» **What is needed**
Print all entries precisely as they are written.
===== Listed records =====
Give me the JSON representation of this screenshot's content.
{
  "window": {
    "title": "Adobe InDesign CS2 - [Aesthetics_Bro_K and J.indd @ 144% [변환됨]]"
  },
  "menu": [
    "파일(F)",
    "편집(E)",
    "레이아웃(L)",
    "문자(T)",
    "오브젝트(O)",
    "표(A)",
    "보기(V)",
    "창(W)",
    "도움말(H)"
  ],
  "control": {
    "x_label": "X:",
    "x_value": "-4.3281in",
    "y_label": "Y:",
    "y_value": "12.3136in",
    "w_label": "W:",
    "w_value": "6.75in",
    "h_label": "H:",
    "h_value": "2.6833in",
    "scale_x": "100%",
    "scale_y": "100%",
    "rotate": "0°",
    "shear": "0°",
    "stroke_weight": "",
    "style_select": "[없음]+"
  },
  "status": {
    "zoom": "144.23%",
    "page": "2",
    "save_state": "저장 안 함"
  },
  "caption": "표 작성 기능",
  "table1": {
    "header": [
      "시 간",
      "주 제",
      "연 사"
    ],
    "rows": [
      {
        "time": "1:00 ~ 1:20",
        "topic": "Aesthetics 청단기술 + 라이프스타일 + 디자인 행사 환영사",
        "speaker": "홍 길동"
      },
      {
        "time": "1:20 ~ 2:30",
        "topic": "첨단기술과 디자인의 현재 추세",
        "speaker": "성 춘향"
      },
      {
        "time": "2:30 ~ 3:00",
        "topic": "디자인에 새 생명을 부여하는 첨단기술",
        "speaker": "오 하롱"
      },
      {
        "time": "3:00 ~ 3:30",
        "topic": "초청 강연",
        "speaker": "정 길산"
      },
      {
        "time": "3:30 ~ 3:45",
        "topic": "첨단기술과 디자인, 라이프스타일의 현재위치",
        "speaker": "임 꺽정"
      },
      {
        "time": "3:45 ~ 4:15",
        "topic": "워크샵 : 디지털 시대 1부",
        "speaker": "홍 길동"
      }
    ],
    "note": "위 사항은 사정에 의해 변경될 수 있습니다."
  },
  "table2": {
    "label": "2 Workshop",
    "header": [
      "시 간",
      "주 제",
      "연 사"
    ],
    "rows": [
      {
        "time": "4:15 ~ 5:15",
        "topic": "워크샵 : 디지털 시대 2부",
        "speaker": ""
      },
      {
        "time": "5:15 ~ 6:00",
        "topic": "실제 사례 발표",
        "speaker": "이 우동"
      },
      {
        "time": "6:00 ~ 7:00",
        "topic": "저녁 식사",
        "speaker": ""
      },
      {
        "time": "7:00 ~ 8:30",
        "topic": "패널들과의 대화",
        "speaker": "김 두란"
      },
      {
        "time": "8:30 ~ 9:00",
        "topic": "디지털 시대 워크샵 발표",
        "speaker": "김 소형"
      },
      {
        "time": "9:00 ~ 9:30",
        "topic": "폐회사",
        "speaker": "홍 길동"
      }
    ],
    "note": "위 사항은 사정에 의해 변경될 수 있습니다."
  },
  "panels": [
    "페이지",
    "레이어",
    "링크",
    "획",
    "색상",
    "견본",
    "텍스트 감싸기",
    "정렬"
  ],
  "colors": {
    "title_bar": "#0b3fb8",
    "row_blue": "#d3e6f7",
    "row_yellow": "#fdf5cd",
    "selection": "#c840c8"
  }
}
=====
» **Result**
Give me the JSON representation of this screenshot's content.
{
  "window": {
    "title": "Adobe InDesign CS2 - [Aesthetics_Bro_K and J.indd @ 144% [변환됨]]"
  },
  "menu": [
    "파일(F)",
    "편집(E)",
    "레이아웃(L)",
    "문자(T)",
    "오브젝트(O)",
    "표(A)",
    "보기(V)",
    "창(W)",
    "도움말(H)"
  ],
  "control": {
    "x_label": "X:",
    "x_value": "-4.3281in",
    "y_label": "Y:",
    "y_value": "12.3136in",
    "w_label": "W:",
    "w_value": "6.75in",
    "h_label": "H:",
    "h_value": "2.6833in",
    "scale_x": "100%",
    "scale_y": "100%",
    "rotate": "0°",
    "shear": "0°",
    "stroke_weight": "",
    "style_select": "[없음]+"
  },
  "status": {
    "zoom": "144.23%",
    "page": "2",
    "save_state": "저장 안 함"
  },
  "caption": "표 작성 기능",
  "table1": {
    "header": [
      "시 간",
      "주 제",
      "연 사"
    ],
    "rows": [
      {
        "time": "1:00 ~ 1:20",
        "topic": "Aesthetics 청단기술 + 라이프스타일 + 디자인 행사 환영사",
        "speaker": "홍 길동"
      },
      {
        "time": "1:20 ~ 2:30",
        "topic": "첨단기술과 디자인의 현재 추세",
        "speaker": "성 춘향"
      },
      {
        "time": "2:30 ~ 3:00",
        "topic": "디자인에 새 생명을 부여하는 첨단기술",
        "speaker": "오 하롱"
      },
      {
        "time": "3:00 ~ 3:30",
        "topic": "초청 강연",
        "speaker": "정 길산"
      },
      {
        "time": "3:30 ~ 3:45",
        "topic": "첨단기술과 디자인, 라이프스타일의 현재위치",
        "speaker": "임 꺽정"
      },
      {
        "time": "3:45 ~ 4:15",
        "topic": "워크샵 : 디지털 시대 1부",
        "speaker": "홍 길동"
      }
    ],
    "note": "위 사항은 사정에 의해 변경될 수 있습니다."
  },
  "table2": {
    "label": "2 Workshop",
    "header": [
      "시 간",
      "주 제",
      "연 사"
    ],
    "rows": [
      {
        "time": "4:15 ~ 5:15",
        "topic": "워크샵 : 디지털 시대 2부",
        "speaker": ""
      },
      {
        "time": "5:15 ~ 6:00",
        "topic": "실제 사례 발표",
        "speaker": "이 우동"
      },
      {
        "time": "6:00 ~ 7:00",
        "topic": "저녁 식사",
        "speaker": ""
      },
      {
        "time": "7:00 ~ 8:30",
        "topic": "패널들과의 대화",
        "speaker": "김 두란"
      },
      {
        "time": "8:30 ~ 9:00",
        "topic": "디지털 시대 워크샵 발표",
        "speaker": "김 소형"
      },
      {
        "time": "9:00 ~ 9:30",
        "topic": "폐회사",
        "speaker": "홍 길동"
      }
    ],
    "note": "위 사항은 사정에 의해 변경될 수 있습니다."
  },
  "panels": [
    "페이지",
    "레이어",
    "링크",
    "획",
    "색상",
    "견본",
    "텍스트 감싸기",
    "정렬"
  ],
  "colors": {
    "title_bar": "#0b3fb8",
    "row_blue": "#d3e6f7",
    "row_yellow": "#fdf5cd",
    "selection": "#c840c8"
  }
}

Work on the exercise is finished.